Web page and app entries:
------------------------------------------------------------------------

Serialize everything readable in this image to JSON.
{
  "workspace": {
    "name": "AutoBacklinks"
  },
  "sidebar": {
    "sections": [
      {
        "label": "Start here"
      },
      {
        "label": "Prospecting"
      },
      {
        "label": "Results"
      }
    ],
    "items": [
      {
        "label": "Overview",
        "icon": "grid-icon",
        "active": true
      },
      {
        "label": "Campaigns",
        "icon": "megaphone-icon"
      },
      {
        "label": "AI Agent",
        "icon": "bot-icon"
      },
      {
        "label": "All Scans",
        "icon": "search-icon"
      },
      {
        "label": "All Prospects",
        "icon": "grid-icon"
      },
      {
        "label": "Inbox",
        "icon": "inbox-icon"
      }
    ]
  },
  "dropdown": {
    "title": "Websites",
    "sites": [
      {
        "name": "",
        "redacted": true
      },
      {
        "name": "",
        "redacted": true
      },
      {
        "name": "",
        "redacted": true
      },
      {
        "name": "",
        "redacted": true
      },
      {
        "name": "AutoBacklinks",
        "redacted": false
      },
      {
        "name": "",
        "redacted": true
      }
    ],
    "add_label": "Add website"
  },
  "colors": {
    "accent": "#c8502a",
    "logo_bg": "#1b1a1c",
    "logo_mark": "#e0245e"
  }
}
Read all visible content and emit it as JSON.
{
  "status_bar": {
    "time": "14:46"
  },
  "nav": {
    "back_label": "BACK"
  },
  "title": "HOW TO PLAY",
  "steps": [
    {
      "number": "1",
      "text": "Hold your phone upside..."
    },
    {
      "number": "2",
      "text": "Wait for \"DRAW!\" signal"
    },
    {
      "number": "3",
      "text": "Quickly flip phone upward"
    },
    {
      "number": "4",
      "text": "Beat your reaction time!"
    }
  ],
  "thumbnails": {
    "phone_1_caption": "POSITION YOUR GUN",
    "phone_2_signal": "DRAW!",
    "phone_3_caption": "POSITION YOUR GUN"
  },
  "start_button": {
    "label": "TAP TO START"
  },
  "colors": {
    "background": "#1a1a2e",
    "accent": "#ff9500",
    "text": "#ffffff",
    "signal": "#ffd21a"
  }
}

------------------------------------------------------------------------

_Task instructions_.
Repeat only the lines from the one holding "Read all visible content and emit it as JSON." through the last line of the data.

_Response below_.
Read all visible content and emit it as JSON.
{
  "status_bar": {
    "time": "14:46"
  },
  "nav": {
    "back_label": "BACK"
  },
  "title": "HOW TO PLAY",
  "steps": [
    {
      "number": "1",
      "text": "Hold your phone upside..."
    },
    {
      "number": "2",
      "text": "Wait for \"DRAW!\" signal"
    },
    {
      "number": "3",
      "text": "Quickly flip phone upward"
    },
    {
      "number": "4",
      "text": "Beat your reaction time!"
    }
  ],
  "thumbnails": {
    "phone_1_caption": "POSITION YOUR GUN",
    "phone_2_signal": "DRAW!",
    "phone_3_caption": "POSITION YOUR GUN"
  },
  "start_button": {
    "label": "TAP TO START"
  },
  "colors": {
    "background": "#1a1a2e",
    "accent": "#ff9500",
    "text": "#ffffff",
    "signal": "#ffd21a"
  }
}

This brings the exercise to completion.